According to the U.S. Food and Drug Administration (FDA), teen electronic cigarette use has sky-rocketed by an alarming rate – 78 percent — in the past year.
Now, a new study looks to answer the question: “Are e-cigarettes increasing the odds for all teens to start smoking?”
The study looked at 6,123 teenagers between the ages of 12-15 and surveyed them on their use of traditional cigarettes, e-cigarettes and other tobacco products over time.
Researchers learned that not only were e-cigarettes the product of choice for most of the teens who chose to smoke, but those teens who started smoking with e-cigarettes were more likely to smoke traditional cigarettes in the future.

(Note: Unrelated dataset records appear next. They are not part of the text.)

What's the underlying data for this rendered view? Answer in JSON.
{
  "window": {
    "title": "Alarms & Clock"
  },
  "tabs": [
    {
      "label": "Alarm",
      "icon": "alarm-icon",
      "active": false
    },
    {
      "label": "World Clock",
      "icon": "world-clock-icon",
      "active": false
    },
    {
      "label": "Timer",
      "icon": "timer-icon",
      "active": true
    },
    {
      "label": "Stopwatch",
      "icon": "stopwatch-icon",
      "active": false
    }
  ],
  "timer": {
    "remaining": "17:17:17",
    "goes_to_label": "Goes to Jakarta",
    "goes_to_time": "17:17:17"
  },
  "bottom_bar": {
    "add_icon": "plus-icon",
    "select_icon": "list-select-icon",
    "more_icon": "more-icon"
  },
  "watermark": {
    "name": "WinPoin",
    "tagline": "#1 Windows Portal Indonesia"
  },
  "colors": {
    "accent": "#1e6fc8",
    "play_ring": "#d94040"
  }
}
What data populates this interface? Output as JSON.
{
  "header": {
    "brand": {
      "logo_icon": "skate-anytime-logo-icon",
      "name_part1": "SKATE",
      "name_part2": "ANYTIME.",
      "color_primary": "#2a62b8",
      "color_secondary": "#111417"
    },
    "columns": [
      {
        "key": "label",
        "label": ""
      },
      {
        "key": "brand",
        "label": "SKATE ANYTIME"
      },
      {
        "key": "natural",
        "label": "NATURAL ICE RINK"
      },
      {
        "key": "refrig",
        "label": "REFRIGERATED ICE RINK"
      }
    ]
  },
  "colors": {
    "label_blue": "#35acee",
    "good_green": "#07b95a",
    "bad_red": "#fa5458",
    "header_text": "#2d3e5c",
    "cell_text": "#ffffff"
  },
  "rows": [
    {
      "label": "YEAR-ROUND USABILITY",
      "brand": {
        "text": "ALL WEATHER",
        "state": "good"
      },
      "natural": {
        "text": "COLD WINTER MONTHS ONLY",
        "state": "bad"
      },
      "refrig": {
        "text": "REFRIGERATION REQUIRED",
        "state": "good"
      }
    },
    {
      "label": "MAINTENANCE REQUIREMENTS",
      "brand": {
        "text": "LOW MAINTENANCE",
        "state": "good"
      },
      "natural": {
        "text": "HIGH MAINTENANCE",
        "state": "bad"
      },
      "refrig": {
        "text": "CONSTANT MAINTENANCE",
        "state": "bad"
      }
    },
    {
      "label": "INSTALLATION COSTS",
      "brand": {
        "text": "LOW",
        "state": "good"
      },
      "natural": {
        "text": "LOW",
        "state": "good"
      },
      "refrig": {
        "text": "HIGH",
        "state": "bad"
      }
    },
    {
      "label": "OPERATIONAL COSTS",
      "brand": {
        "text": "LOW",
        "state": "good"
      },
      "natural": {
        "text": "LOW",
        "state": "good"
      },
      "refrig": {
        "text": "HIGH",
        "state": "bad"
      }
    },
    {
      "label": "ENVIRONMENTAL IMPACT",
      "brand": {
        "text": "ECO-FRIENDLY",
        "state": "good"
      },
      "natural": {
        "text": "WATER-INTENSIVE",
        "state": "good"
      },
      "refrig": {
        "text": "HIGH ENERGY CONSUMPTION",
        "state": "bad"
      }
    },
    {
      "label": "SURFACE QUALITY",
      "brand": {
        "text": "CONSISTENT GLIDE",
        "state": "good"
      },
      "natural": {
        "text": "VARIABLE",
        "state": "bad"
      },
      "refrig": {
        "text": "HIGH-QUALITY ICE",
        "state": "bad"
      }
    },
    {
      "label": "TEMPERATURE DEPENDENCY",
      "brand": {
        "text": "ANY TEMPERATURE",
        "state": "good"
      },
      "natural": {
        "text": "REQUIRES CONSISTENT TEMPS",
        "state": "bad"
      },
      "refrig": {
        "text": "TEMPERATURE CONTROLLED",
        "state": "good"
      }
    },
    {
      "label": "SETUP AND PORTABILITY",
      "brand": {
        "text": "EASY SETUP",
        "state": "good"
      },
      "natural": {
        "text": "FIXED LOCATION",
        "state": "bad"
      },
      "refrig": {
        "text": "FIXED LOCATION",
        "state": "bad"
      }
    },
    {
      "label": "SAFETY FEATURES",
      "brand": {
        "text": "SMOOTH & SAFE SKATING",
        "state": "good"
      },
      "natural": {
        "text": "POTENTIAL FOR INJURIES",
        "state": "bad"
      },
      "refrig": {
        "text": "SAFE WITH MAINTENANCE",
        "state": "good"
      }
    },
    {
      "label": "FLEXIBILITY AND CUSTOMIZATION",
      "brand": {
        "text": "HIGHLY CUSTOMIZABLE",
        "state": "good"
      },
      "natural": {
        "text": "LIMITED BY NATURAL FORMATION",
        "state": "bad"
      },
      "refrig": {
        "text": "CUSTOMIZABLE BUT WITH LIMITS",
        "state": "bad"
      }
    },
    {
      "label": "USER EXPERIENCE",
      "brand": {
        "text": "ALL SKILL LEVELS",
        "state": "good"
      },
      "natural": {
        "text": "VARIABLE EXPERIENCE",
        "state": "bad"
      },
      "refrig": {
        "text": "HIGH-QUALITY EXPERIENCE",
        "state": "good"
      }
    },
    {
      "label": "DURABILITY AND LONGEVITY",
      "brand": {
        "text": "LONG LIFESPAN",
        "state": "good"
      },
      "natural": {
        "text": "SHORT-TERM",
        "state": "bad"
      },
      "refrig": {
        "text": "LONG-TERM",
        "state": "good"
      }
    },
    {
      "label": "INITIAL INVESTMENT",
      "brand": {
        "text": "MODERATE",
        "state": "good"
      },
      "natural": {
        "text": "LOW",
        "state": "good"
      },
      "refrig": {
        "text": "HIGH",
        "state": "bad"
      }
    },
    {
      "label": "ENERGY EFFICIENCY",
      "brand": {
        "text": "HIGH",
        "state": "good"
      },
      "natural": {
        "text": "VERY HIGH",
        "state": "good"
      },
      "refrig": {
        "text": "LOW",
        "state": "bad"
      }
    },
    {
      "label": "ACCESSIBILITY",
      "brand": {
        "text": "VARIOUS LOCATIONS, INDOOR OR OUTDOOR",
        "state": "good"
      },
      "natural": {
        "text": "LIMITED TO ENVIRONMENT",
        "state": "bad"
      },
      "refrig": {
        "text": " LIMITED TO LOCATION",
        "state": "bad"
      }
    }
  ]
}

“When someone started using an electronic cigarette, the chances of smoking a regular cigarette were actually four times higher, and three times higher for that teenager to continue to use a cigarette,” said Cleveland Clinic’s Dr. Humberto Choi, who did not take part in the research.
Researchers said this trend was especially true for teens who were considered “low risk” for ever becoming traditional cigarette smokers.
Choi said e-cigarettes are especially attractive to teens because of the variety of flavors and colors that are available.
He said the results of the study point to a common misconception of many people — that e-cigarettes are “safer” than traditional cigarettes.
Choi said perhaps the biggest danger of e-cigarettes is that many people — even adults — don’t realize they contain nicotine, the highly addictive substance that keeps them coming back for more.
“Young adults and teenagers are beginning a new habit that is addictive, and their brains are still under development, so now their brains are developing with an addiction, unfortunately,” he said.
Choi recommends that all parents, teachers and pediatricians have an open and honest conversation with teens about e-cigarettes and their addictive nature, as well as their potential to lead to even more damaging smoking habits down the road.
Complete results of the study can be found in JAMA Network Open.
— Submitted by Cleveland Clinic News Service. In the April issue of Northeast Ohio Parent, we’ll go into more detail about this alarming trend, including what schools in the region are doing to address the issue.